The midterm elections of 1994 saw a wave of young Republicans enter Congress in defiance of Clinton’s persona as much as his substance.
The frontrunner for the nomination in 1996 was always Senate Majority Leader Bob Dole of Kansas. Dole had run twice before in 1980 and 1988, and was nominated for vice president in 1976. That being said, this time spent inside Washington was not universally positively received. “Outsider candidates” like political commentator Pat Buchanan and publisher/businessman Steve Forbes launched major campaigns. Other candidates such as former Governor and Education Secretary Lamar Alexander of Tennessee, Senator Phil Gramm of Texas, Senator Richard Lugar of Indiana, Congressman Bob Dornan of California, Senator Arlen Specter of Pennsylvania, Governor Pete Wilson of California, lawyer and republican activist Arthur Fletcher, and former ambassador to the United Nations’ ECOSOC and Assistant Secretary of State Alan Keyes also sought the nomination. Specter, Wilson and Fletcher would drop out before the primaries began.
With only the Republican primary election, students flocked to New Hampshire’s state GOP dinner in Manchester. While the snow prevented some candidates from attending, it did not do so for students, some of whom waited outside the exclusive event for just a few seconds with the candidates.
Soon after this event on the 22nd, Senator Dole traveled north to Dartmouth, visiting the now-defunct Alpha Delta fraternity for a private reception before a speech on the steps of the house. With the help of student supporters, Dole then knocked on doors in Hanover as part of MTV’s “Choose or Lose” campaign to get out the vote. That same day, Senator Gramm addressed members of the Dartmouth College community in Collis’s Common Ground. “Dartmouth is one of the great universities of this land,” he commented, asking students to continue in its legacy of high achievement and contribution to American society.

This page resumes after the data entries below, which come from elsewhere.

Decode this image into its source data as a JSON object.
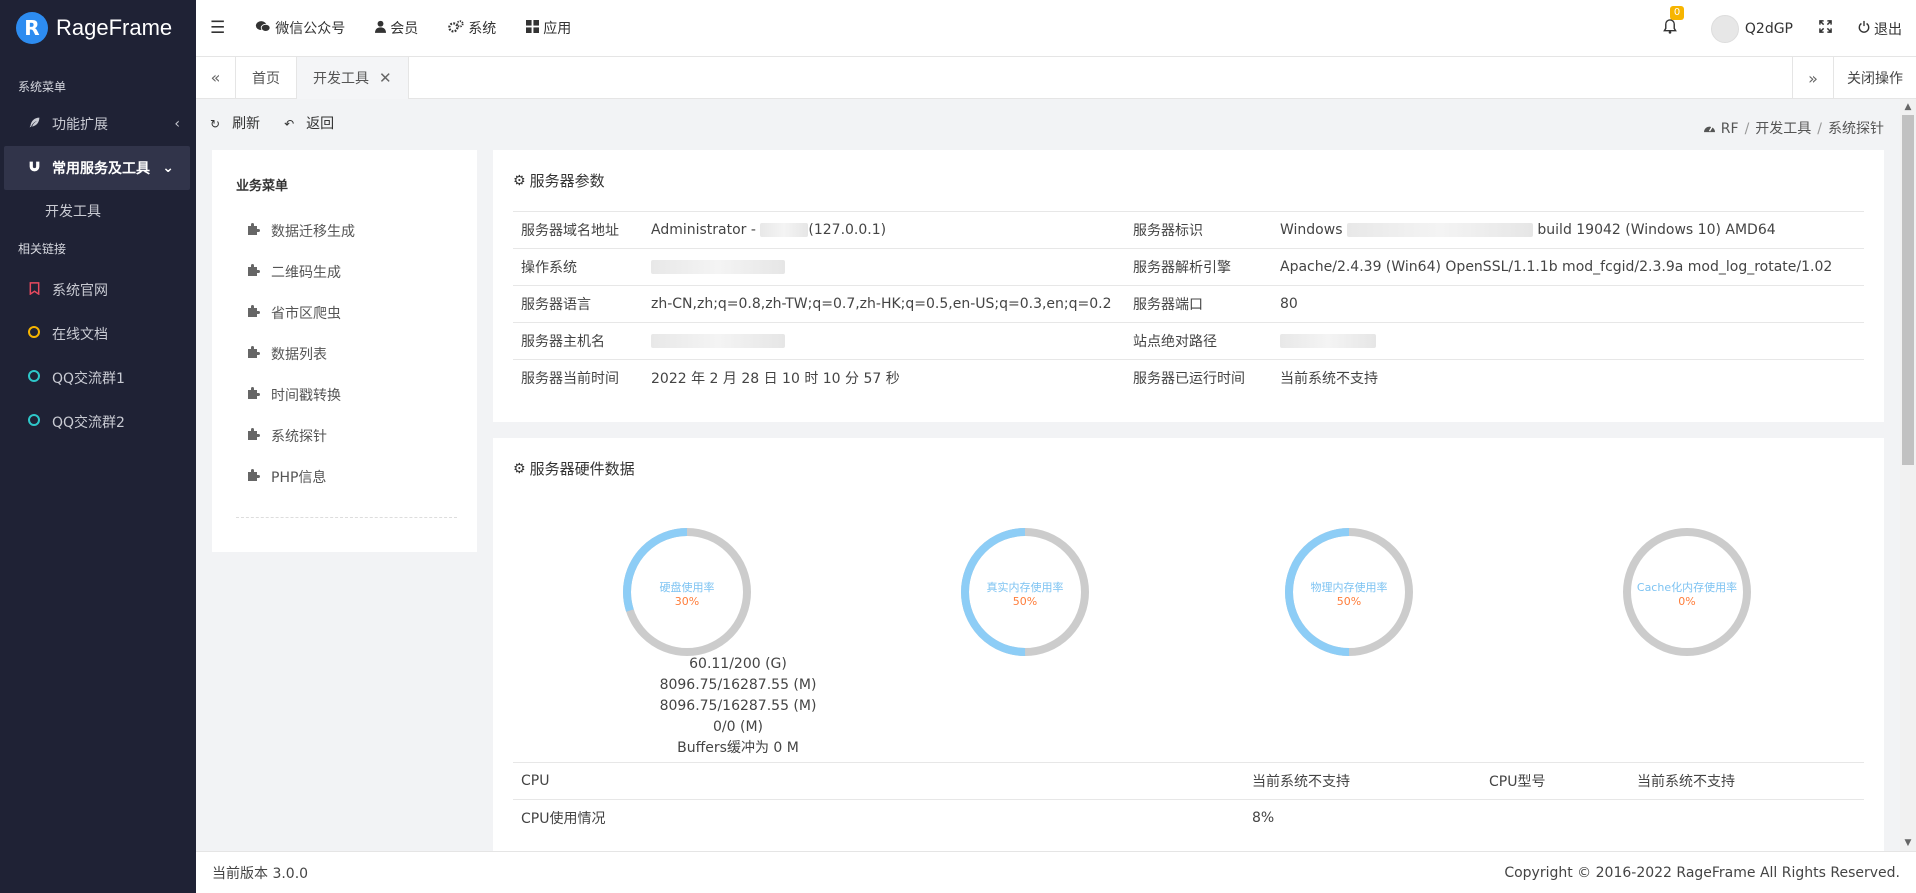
{
  "app": {
    "name": "RageFrame",
    "logo_letter": "R"
  },
  "sidebar": {
    "section1": "系统菜单",
    "items": [
      {
        "label": "功能扩展",
        "icon": "feather-icon"
      },
      {
        "label": "常用服务及工具",
        "icon": "magnet-icon"
      }
    ],
    "sub_item": "开发工具",
    "section2": "相关链接",
    "links": [
      {
        "label": "系统官网",
        "icon": "bookmark-icon",
        "color": "#e84a5f"
      },
      {
        "label": "在线文档",
        "icon": "circle-icon",
        "color": "#f7b500"
      },
      {
        "label": "QQ交流群1",
        "icon": "circle-icon",
        "color": "#2ec7c9"
      },
      {
        "label": "QQ交流群2",
        "icon": "circle-icon",
        "color": "#2ec7c9"
      }
    ]
  },
  "topbar": {
    "menu": [
      {
        "label": "微信公众号",
        "icon": "wechat-icon"
      },
      {
        "label": "会员",
        "icon": "user-icon"
      },
      {
        "label": "系统",
        "icon": "cogs-icon"
      },
      {
        "label": "应用",
        "icon": "grid-icon"
      }
    ],
    "notifications": "0",
    "username": "Q2dGP",
    "logout": "退出"
  },
  "tabs": {
    "items": [
      "首页",
      "开发工具"
    ],
    "close_label": "关闭操作"
  },
  "toolbar": {
    "refresh": "刷新",
    "back": "返回"
  },
  "breadcrumb": [
    "RF",
    "开发工具",
    "系统探针"
  ],
  "left_menu": {
    "title": "业务菜单",
    "items": [
      "数据迁移生成",
      "二维码生成",
      "省市区爬虫",
      "数据列表",
      "时间戳转换",
      "系统探针",
      "PHP信息"
    ]
  },
  "server_params": {
    "title": "服务器参数",
    "rows": [
      {
        "k1": "服务器域名地址",
        "v1_pre": "Administrator - ",
        "v1_post": "(127.0.0.1)",
        "k2": "服务器标识",
        "v2_pre": "Windows ",
        "v2_post": " build 19042 (Windows 10) AMD64"
      },
      {
        "k1": "操作系统",
        "k2": "服务器解析引擎",
        "v2": "Apache/2.4.39 (Win64) OpenSSL/1.1.1b mod_fcgid/2.3.9a mod_log_rotate/1.02"
      },
      {
        "k1": "服务器语言",
        "v1": "zh-CN,zh;q=0.8,zh-TW;q=0.7,zh-HK;q=0.5,en-US;q=0.3,en;q=0.2",
        "k2": "服务器端口",
        "v2": "80"
      },
      {
        "k1": "服务器主机名",
        "k2": "站点绝对路径"
      },
      {
        "k1": "服务器当前时间",
        "v1": "2022 年 2 月 28 日 10 时 10 分 57 秒",
        "k2": "服务器已运行时间",
        "v2": "当前系统不支持"
      }
    ]
  },
  "hardware": {
    "title": "服务器硬件数据",
    "gauges": [
      {
        "label": "硬盘使用率",
        "pct_text": "30%",
        "value": 30
      },
      {
        "label": "真实内存使用率",
        "pct_text": "50%",
        "value": 50
      },
      {
        "label": "物理内存使用率",
        "pct_text": "50%",
        "value": 50
      },
      {
        "label": "Cache化内存使用率",
        "pct_text": "0%",
        "value": 0
      }
    ],
    "disk_lines": [
      "60.11/200 (G)",
      "8096.75/16287.55 (M)",
      "8096.75/16287.55 (M)",
      "0/0 (M)",
      "Buffers缓冲为 0 M"
    ],
    "cpu_rows": [
      {
        "k1": "CPU",
        "v1": "当前系统不支持",
        "k2": "CPU型号",
        "v2": "当前系统不支持"
      },
      {
        "k1": "CPU使用情况",
        "v1": "8%"
      }
    ],
    "colors": {
      "used": "#8dcdf6",
      "free": "#cccccc"
    }
  },
  "footer": {
    "version": "当前版本 3.0.0",
    "copyright": "Copyright © 2016-2022 RageFrame All Rights Reserved."
  }
}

In 1996, the states of Alaska and Louisiana moved their caucuses to January 29thand February 6th, ahead of Iowa’s on the 12th, but fearing retribution in Iowa and New Hampshire for defying local’s first-in-the-nation contests, campaigns largely overlooked these states. Buchanan won both, but due to lack of participation, this did not help him establish himself much compared to the rest of the primary field. (This is in part why Louisiana would go on to hold a second primary which Dole won.)
In between these primaries, Senator Lugar visited Dartmouth College. After visiting the also-now-defunct Beta Theta Pi fraternity for a dinner with thirty brothers and fifteen members of the sorority Kappa Kappa Gamma, he held a town hall meeting in Alumni Hall at the Hopkins Center of the Arts.
In Iowa Caucus, Bob Dole established the legitimacy of his frontrunner status, garnering 26.3% of the vote. Pat Buchanan did, however, receive a significant 23.3%, trailed by Lamar Alexander at 17.6%, Steve Forbes at 10.2%, and Phil Gramm at 9.4%. Alan Keyes received 7.5% of the vote, above Richard Lugar’s 3.7%. Gramm, although landing near the middle of the pack, was the only the end his campaign soon after. Candidates like Lugar, Keyes, and Alexander saw one last real opening to establish themselves in the New Hampshire primary while Dole and Buchanan saw a place to establish themselves as the leading candidates.
This opportunity brought Ambassador Alan Keyes to Dartmouth’s campus not twenty hours before voting began to speak to a group of two hundred Dartmouth community members about moral decay in the United States, once again, in Collis.
The New Hampshire Primary itself was held eight days after Iowa on the 20th. In an upset, Pat Buchanan received 27.25% of the vote to Dole’s 26.22% and Alexander’s 22.59%. Forbes, Lugar, and Keyes received 12.22%, 5.19%, and 2.67% respectively. Grafton County, however, did not contribute to this trend, as Dole received 28.5% to Buchanan’s 24.1%.
Neither Buchanan not Alexander would go on to see much success afterwards, however, as after New Hampshire Lugar also dropped out and the establishment began to coalesce around Dole instead of Alexander. On March 9th, Dole lost his last primary, Missouri, to Buchanan and May 15th, Dole resigned from Senate to spend his time exclusively running for president.